> Interface dataset entries:
========================================================================
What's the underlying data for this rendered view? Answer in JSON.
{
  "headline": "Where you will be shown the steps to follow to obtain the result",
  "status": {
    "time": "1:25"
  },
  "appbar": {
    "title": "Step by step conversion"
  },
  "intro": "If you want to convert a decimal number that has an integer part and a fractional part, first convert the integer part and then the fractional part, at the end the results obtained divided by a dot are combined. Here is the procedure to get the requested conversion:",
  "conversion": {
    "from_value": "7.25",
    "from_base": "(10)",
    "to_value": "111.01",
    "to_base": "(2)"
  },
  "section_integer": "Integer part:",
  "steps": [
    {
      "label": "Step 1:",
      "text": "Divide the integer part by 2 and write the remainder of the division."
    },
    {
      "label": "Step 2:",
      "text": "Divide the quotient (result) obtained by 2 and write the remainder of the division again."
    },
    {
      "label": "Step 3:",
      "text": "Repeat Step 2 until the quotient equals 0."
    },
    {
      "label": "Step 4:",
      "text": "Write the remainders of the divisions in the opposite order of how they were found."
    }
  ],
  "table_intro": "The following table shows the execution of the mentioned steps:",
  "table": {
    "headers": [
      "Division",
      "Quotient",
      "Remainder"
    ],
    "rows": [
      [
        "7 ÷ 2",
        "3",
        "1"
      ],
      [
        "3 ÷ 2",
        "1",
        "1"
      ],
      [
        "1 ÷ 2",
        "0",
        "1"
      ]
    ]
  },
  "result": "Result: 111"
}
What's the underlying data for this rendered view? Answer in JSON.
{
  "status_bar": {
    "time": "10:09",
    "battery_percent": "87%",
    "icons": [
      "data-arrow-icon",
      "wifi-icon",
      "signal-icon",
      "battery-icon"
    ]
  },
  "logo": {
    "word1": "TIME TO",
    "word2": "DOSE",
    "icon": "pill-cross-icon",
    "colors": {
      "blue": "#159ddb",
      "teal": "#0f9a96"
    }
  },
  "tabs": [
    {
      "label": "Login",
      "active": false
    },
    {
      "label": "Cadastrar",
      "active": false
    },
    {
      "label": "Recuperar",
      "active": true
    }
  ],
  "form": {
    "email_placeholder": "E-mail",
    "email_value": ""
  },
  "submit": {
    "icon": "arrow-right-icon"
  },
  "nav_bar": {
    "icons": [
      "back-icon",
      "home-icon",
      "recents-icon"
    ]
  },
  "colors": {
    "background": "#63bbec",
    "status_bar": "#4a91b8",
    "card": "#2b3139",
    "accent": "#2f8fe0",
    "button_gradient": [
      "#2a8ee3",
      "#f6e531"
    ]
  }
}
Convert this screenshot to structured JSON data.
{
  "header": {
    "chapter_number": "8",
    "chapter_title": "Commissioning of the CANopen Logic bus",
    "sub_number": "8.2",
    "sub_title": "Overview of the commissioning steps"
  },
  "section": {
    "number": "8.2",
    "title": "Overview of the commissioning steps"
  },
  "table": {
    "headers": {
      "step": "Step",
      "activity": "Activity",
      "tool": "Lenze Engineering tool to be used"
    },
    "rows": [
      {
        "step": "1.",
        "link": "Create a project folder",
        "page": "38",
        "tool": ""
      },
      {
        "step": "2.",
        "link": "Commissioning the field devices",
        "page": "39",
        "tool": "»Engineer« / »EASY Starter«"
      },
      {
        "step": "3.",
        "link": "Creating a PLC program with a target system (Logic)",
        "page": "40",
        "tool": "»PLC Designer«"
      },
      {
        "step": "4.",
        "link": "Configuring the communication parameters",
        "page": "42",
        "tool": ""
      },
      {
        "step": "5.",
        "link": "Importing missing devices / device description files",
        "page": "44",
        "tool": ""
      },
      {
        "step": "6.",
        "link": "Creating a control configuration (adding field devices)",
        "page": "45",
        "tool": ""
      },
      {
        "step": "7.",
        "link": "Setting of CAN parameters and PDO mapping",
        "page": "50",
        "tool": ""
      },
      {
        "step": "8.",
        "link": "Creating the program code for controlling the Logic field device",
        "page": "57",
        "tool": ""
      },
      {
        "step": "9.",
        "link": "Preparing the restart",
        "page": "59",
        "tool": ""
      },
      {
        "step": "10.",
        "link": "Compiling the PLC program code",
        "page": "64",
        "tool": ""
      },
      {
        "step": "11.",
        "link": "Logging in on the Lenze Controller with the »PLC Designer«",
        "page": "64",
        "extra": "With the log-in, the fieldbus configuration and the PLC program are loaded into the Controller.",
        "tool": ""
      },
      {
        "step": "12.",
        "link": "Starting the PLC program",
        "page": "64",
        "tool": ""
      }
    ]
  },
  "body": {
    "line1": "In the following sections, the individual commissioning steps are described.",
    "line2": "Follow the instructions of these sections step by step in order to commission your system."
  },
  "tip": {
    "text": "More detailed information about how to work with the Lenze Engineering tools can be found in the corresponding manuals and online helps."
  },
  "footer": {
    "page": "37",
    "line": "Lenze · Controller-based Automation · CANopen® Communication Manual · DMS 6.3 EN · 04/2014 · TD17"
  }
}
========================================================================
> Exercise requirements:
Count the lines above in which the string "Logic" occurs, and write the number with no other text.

> Answer section:
3